April 28, 2023

Around the dial

Earlier today, I guested on the Dan Schneider Video Interview, talking with Dan about the 1963-65 version of The Outer Limits. The link is here; as promised, I performed a massive upgrade on the video from my side, so feel free to watch it this time! I don't think I did as good a job as I did on my last appearance, but perhaps I'm being overly critical. I had a great time nonetheless.

At Comfort TV, David takes a fond look back at Blondie Street, the Warner Bros. street where you could find the homes seen on The Partridge Family, Dennis the Menace, I Dream of Jeannie, and other favorites from our youth. They've started tearing them down now; another part of our heritage disappearing. Be sure to read about it.

John's at it again at Cult TV Blog, with another bizarre show from 1970s British TV: The Pink Medicine Show. It's a comedy sketch show involving and written by doctors; some compare it to Monty Python, but it sounds to me as if it defies a neat description, so see what John has to say about it.

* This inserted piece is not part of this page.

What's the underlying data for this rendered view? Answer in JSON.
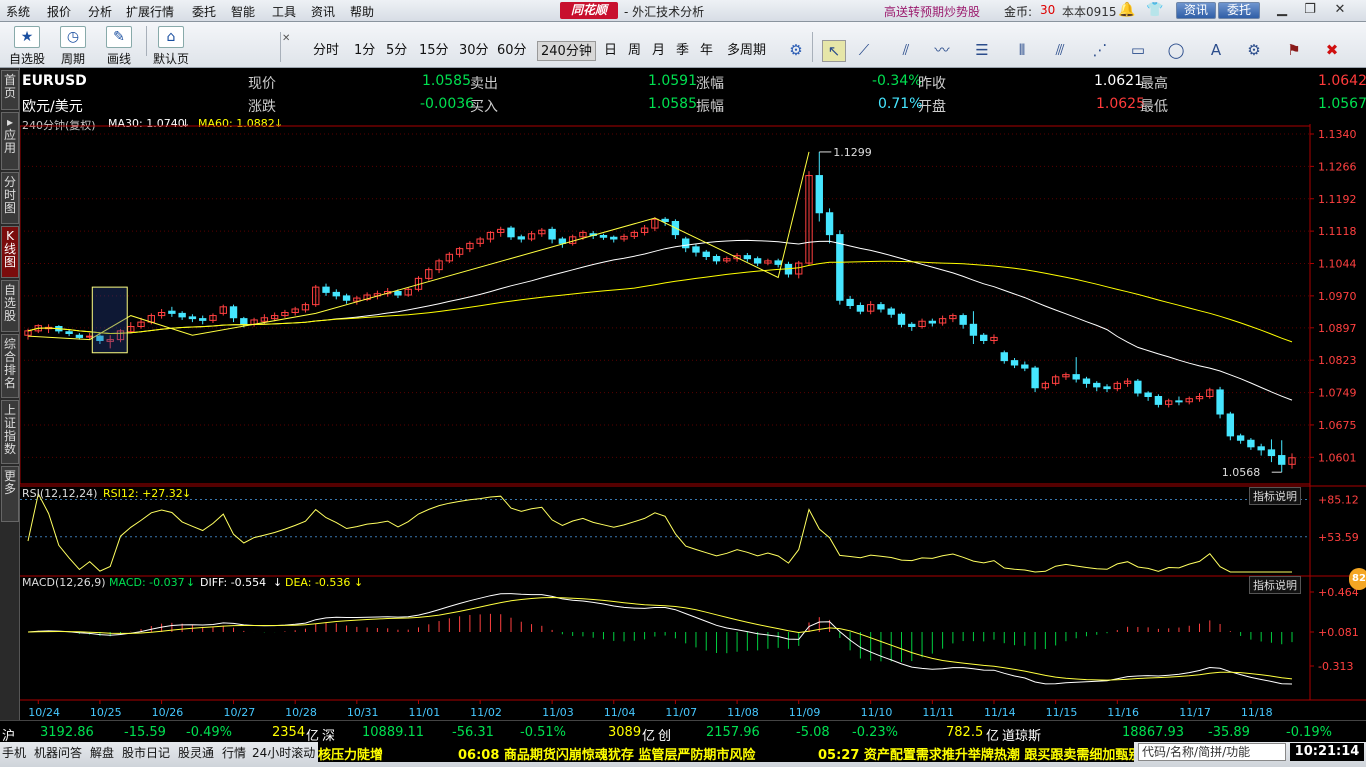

Remember the PBS series Alive from Off Center? It ran for twelve seasons, concluding in 1996. At the Broadcast Archives, it's a look at some pictures from "A Tribute to Georges Méliès," a 1989 episode in which "the silent film pioneer's lost scriplts were reinterpreted by modern filmmakers." Hopefully it encourages you to read more about the series.

Another sterling Aventers review from Roger at The View from the Junkyard; this time, it's the episode "A Surfeit of H20," a rare Avengers story that's pure science fiction: what happens when someone starts controlling the weather? It might not be as ridiculous as it seems. . .

Travalanche looks at the contributions of Universal studios to the world of animation, which centers on a character so many of us were introduced to on television when we were kids: Woody Woodpecker. Find out more about Woody's creator, Walter Lanz, and the impact made by his creations (more than just Woody!).

The great Harry Belafonte died this week, aged 96. He was one of the most influential entertainer/activists, with a talent for acting, music, and raising awareness of civil rights. At A Shroud of Thoughts, Terence looks back at his career, which included many appearances on television, including a memorable week as host on The Tonight Show.

Drunk TV is back, as Paul reviews a live-action Hanna-Barbera series! It's Korg: 70,000 B.C., and the complete series of this Saturday morning show was released on DVD a few years ago. Was this a favorite of your childhood? Wondering if it might be for you? See what Paul thinks.

Oh, and the picture at the top? If I'm not very much mistaken, that's a pregnant Jackie Kennedy watching her hubby being nominated for president at the 1960 Democratic Convention, back when political conventions meant something. You don't see pictures like this anymore. TV  


  1. A Quick Early AM Question:
    When you talk about "classic Outer Limits ..." -
    - you realize that Outer Limits ('63-'65) was actually two serarate series?
    After Season One, ABC purged Joe Stefano and Leslie Stevens (and their company) from the show, put in their own regime headed by network guy Ben Brady, and changed the look and approach - brightening up the lighting, scarifying the Bears, basically going back to '50s-era print SF ...
    You know, Mitchell, this is what your last several posts have been about - and here you are, stumbling into a proof of your points (sort of).
    Sometimes, it works out that way ...

    For the last few weeks, I've been working on those aforementioned posts, but I'm having some problems sorting the whole thing (things?) out - call it Senior Moments (or something).
    Well, you're ten years younger than I am ...
    Just you wait, Mitchell 'Adley!
    Just you wait!

    1. Oh yes, there's definitely a difference between seasons 1 and 2 - the music (Dominic Frontiere, the former husband of former Rams owner Georgia), the cinematography (Conrad Hall's first season work was magnificent), the storytelling. By moving TOL to Saturday nights to compete with Jackie Gleason, Stefano said the network was essentially performing euthanasia on the show, and he wasn't going to be part of it. His contract only called for him to be the producer for one season anyway, and he still maintained a half-share of the show with Stevens.

      When I referred to "classic," I did so to distinguish it from the 1995 revival that Showtime did. Since that version ran for seven seasons and more than 140 episodes - both substantially more than the original series - I thought it was important to distinguish between the two for anyone who thought we were going to be talking about both versions.


Thanks for writing! Drive safely!